Data items
^^^^^^^^
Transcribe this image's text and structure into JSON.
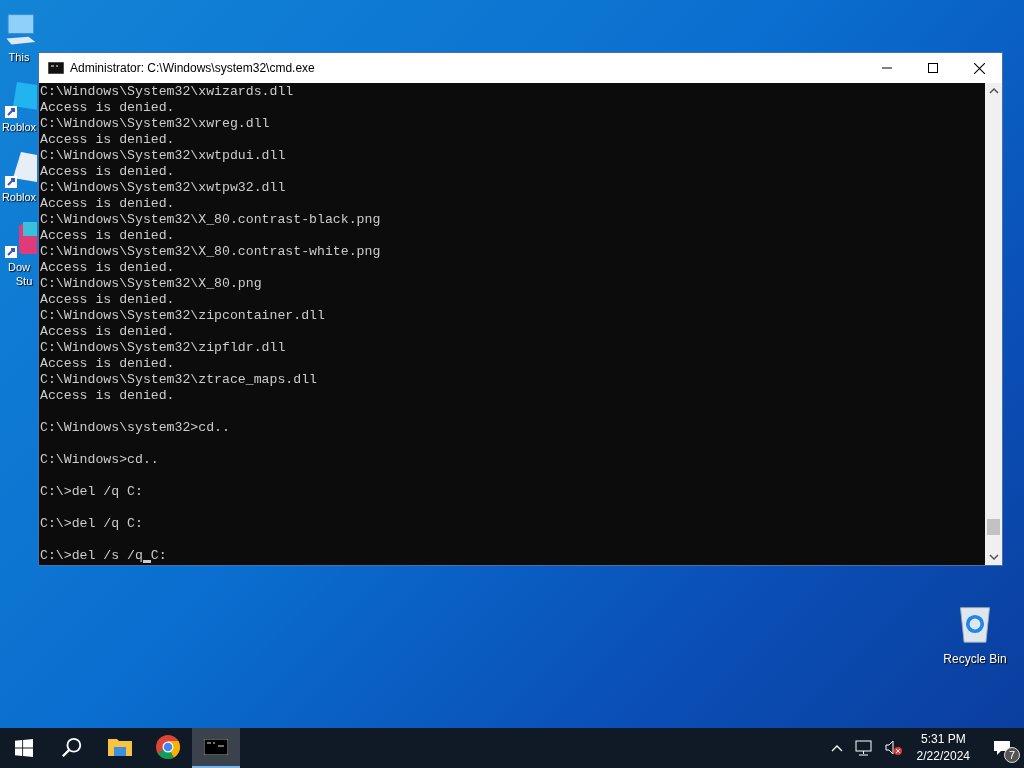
{
  "desktop_icons": [
    {
      "label": "This",
      "kind": "computer"
    },
    {
      "label": "Roblox",
      "kind": "roblox-blue"
    },
    {
      "label": "Roblox",
      "kind": "roblox-white"
    },
    {
      "label": "Dow",
      "label_2": "Stu",
      "kind": "studio"
    }
  ],
  "recycle_bin": {
    "label": "Recycle Bin"
  },
  "window": {
    "title": "Administrator: C:\\Windows\\system32\\cmd.exe",
    "console_blocks": [
      [
        "C:\\Windows\\System32\\xwizards.dll",
        "Access is denied.",
        "C:\\Windows\\System32\\xwreg.dll",
        "Access is denied.",
        "C:\\Windows\\System32\\xwtpdui.dll",
        "Access is denied.",
        "C:\\Windows\\System32\\xwtpw32.dll",
        "Access is denied.",
        "C:\\Windows\\System32\\X_80.contrast-black.png",
        "Access is denied.",
        "C:\\Windows\\System32\\X_80.contrast-white.png",
        "Access is denied.",
        "C:\\Windows\\System32\\X_80.png",
        "Access is denied.",
        "C:\\Windows\\System32\\zipcontainer.dll",
        "Access is denied.",
        "C:\\Windows\\System32\\zipfldr.dll",
        "Access is denied.",
        "C:\\Windows\\System32\\ztrace_maps.dll",
        "Access is denied."
      ],
      [
        "C:\\Windows\\system32>cd.."
      ],
      [
        "C:\\Windows>cd.."
      ],
      [
        "C:\\>del /q C:"
      ],
      [
        "C:\\>del /q C:"
      ]
    ],
    "input_line": {
      "before_cursor": "C:\\>del /s /q",
      "after_cursor": "C:"
    }
  },
  "taskbar": {
    "apps": [
      {
        "kind": "explorer",
        "selected": false
      },
      {
        "kind": "chrome",
        "selected": false
      },
      {
        "kind": "cmd",
        "selected": true
      }
    ],
    "time": "5:31 PM",
    "date": "2/22/2024",
    "notification_count": "7"
  }
}
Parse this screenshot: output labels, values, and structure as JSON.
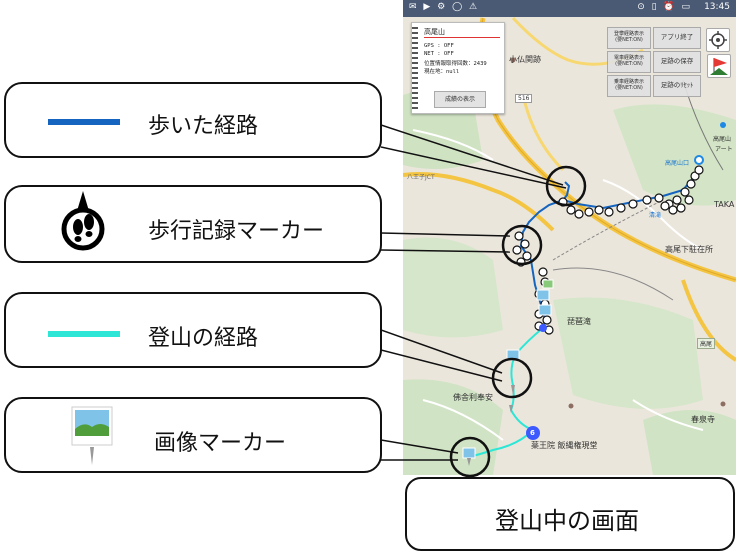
{
  "legend": {
    "walked_route_label": "歩いた経路",
    "walk_marker_label": "歩行記録マーカー",
    "climb_route_label": "登山の経路",
    "image_marker_label": "画像マーカー"
  },
  "screen_caption": "登山中の画面",
  "colors": {
    "walked_route": "#1565c0",
    "climb_route": "#2ee6d6",
    "flag_red": "#e53935",
    "flag_green": "#2e7d32",
    "cluster": "#3d5afe"
  },
  "statusbar": {
    "left_icons": "✉ ▶ ⚙ ◯ ⚠",
    "right_icons": "⊙ ▯ ⏰ ▭",
    "time": "13:45"
  },
  "info_panel": {
    "mountain": "高尾山",
    "gps": "GPS : OFF",
    "net": "NET : OFF",
    "location_count": "位置情報取得回数：2439",
    "current": "現在地：null",
    "result_button": "成績の表示"
  },
  "map_buttons": {
    "b1": "登攀経路表示\n(要NET:ON)",
    "b2": "アプリ終了",
    "b3": "電車経路表示\n(要NET:ON)",
    "b4": "足跡の保存",
    "b5": "乗車経路表示\n(要NET:ON)",
    "b6": "足跡のﾘｾｯﾄ"
  },
  "map_icons": {
    "locate": "crosshair-icon",
    "flag": "flag-icon"
  },
  "map_labels": {
    "kobotoke": "小仏関跡",
    "route516": "516",
    "hachioji_jct": "八王子JCT",
    "takaosan_station": "高尾山口",
    "takao": "TAKA",
    "takao_shita": "高尾下駐在所",
    "biwa": "琵琶滝",
    "bussha": "佛舎利奉安",
    "ikiin": "薬王院 飯縄権現堂",
    "shunsenji": "春泉寺",
    "takao_right": "高尾山",
    "takao_top": "高尾山",
    "arts": "アート",
    "kiyotaki": "清滝",
    "takao_mark": "高尾",
    "cluster_count": "6"
  }
}
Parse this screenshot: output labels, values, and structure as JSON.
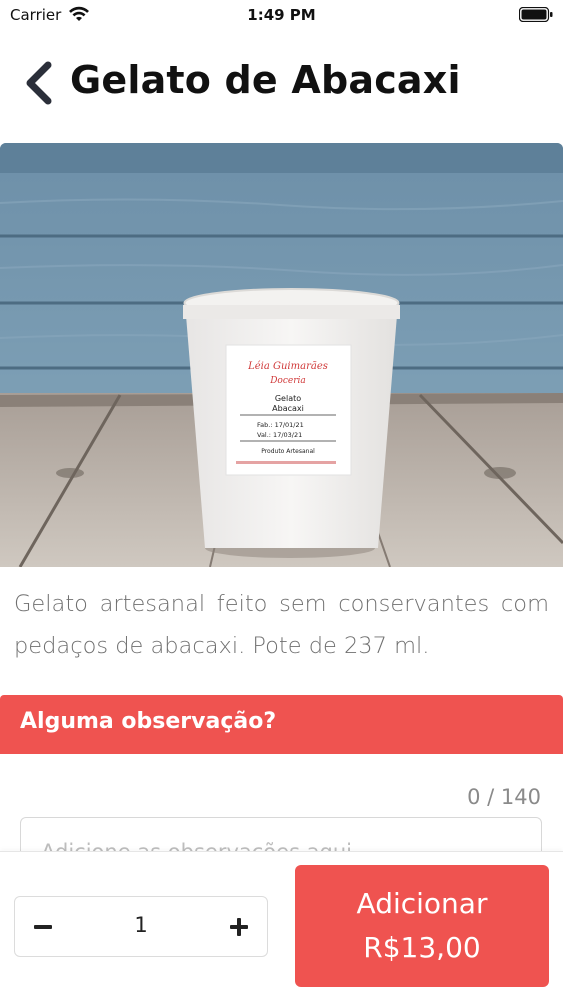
{
  "status_bar": {
    "carrier": "Carrier",
    "time": "1:49 PM"
  },
  "header": {
    "title": "Gelato de Abacaxi"
  },
  "product": {
    "image_label": {
      "brand": "Léia Guimarães",
      "brand_sub": "Doceria",
      "name_line1": "Gelato",
      "name_line2": "Abacaxi",
      "fab": "Fab.: 17/01/21",
      "val": "Val.: 17/03/21",
      "artesanal": "Produto Artesanal"
    },
    "description": "Gelato artesanal feito sem conservantes com pedaços de abacaxi. Pote de 237 ml."
  },
  "observation": {
    "title": "Alguma observação?",
    "counter": "0 / 140",
    "placeholder": "Adicione as observações aqui"
  },
  "footer": {
    "quantity": "1",
    "add_label": "Adicionar",
    "price": "R$13,00"
  },
  "colors": {
    "accent": "#EF5350",
    "text_muted": "#707070"
  }
}
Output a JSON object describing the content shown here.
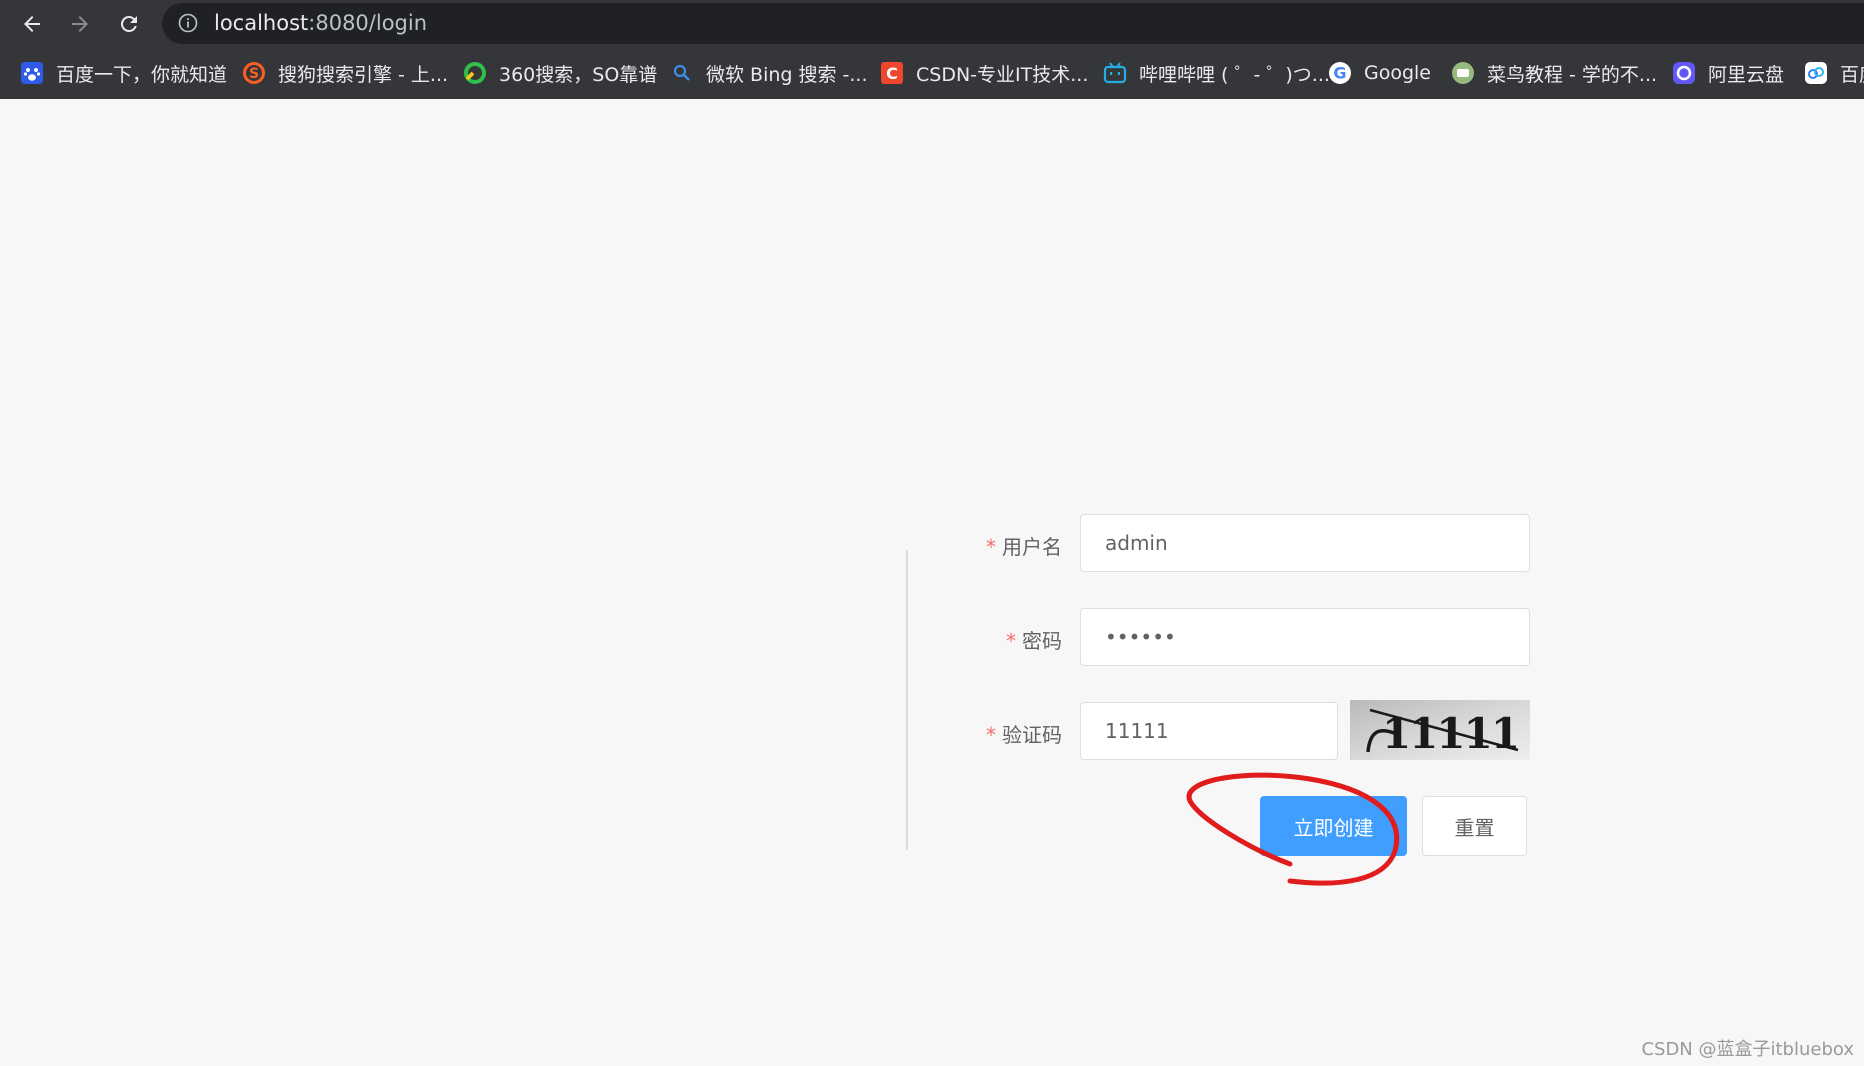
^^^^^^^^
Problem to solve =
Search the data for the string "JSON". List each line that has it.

Output below =
Transcribe this image's text and structure into JSON.
Parse this screenshot: output labels, values, and structure as JSON.
Parse this screenshot: output labels, values, and structure as JSON.
Output a JSON object describing the content shown here.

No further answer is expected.